What is needed:
Show the lines below where "placeholder" occurs.
━━━ Data supplied ━━━
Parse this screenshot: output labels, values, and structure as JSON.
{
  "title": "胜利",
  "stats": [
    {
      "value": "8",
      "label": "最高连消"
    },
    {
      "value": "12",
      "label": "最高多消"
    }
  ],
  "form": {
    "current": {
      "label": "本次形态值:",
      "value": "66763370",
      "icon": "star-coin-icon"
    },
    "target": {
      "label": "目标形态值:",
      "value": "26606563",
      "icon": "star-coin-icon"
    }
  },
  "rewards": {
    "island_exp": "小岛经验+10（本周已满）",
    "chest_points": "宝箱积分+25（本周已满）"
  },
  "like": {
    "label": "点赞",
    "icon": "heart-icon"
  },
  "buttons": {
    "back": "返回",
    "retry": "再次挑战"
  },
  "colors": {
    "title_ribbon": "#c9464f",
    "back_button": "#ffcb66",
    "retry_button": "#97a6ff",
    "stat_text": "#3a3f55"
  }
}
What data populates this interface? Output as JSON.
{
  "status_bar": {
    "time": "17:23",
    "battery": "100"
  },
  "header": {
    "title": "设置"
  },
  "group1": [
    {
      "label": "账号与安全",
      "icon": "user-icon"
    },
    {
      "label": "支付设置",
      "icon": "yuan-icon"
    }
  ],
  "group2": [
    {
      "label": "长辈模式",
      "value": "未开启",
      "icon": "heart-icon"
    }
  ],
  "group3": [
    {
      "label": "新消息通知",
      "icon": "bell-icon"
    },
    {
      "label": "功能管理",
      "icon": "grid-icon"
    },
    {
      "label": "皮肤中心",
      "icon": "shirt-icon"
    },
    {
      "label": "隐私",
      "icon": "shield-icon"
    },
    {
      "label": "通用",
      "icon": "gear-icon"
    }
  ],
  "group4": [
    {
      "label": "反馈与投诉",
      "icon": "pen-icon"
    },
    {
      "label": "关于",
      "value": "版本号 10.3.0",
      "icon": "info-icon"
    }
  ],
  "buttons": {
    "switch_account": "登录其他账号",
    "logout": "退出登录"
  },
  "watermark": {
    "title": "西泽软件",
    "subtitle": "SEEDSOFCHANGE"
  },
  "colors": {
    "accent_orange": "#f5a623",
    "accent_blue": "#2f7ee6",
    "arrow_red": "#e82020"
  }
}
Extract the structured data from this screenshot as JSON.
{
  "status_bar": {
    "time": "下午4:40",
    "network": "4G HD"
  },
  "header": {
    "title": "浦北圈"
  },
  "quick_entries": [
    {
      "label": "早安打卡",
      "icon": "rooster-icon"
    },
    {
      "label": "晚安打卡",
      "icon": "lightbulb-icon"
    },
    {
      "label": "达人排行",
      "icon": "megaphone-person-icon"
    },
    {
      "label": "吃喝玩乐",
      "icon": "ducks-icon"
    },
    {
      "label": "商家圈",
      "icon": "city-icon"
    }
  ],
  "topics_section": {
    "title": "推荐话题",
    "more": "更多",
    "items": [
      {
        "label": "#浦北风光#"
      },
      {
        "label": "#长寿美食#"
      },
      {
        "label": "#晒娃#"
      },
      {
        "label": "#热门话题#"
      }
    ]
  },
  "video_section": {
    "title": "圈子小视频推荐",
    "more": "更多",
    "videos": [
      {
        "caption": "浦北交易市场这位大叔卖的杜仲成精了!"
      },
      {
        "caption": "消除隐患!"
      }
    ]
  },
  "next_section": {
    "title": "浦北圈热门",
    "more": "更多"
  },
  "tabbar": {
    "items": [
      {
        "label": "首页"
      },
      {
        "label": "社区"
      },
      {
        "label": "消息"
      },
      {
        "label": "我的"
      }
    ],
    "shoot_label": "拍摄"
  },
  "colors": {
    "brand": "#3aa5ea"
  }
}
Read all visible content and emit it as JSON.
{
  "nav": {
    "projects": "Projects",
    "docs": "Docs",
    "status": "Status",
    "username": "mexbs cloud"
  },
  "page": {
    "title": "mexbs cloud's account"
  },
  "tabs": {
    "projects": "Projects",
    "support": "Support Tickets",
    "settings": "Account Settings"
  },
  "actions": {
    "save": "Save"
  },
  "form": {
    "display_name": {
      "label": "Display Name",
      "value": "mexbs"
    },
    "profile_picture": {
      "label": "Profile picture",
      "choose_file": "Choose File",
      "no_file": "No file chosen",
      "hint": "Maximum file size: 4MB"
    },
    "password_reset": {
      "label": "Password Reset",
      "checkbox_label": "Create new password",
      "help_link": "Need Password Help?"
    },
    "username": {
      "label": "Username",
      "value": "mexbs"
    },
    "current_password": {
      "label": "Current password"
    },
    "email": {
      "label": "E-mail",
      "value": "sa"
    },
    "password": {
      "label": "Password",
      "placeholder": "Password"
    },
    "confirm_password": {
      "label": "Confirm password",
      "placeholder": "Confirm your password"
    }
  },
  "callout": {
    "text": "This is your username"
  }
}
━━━
Expected answer:
      "placeholder": "Password"
      "placeholder": "Confirm your password"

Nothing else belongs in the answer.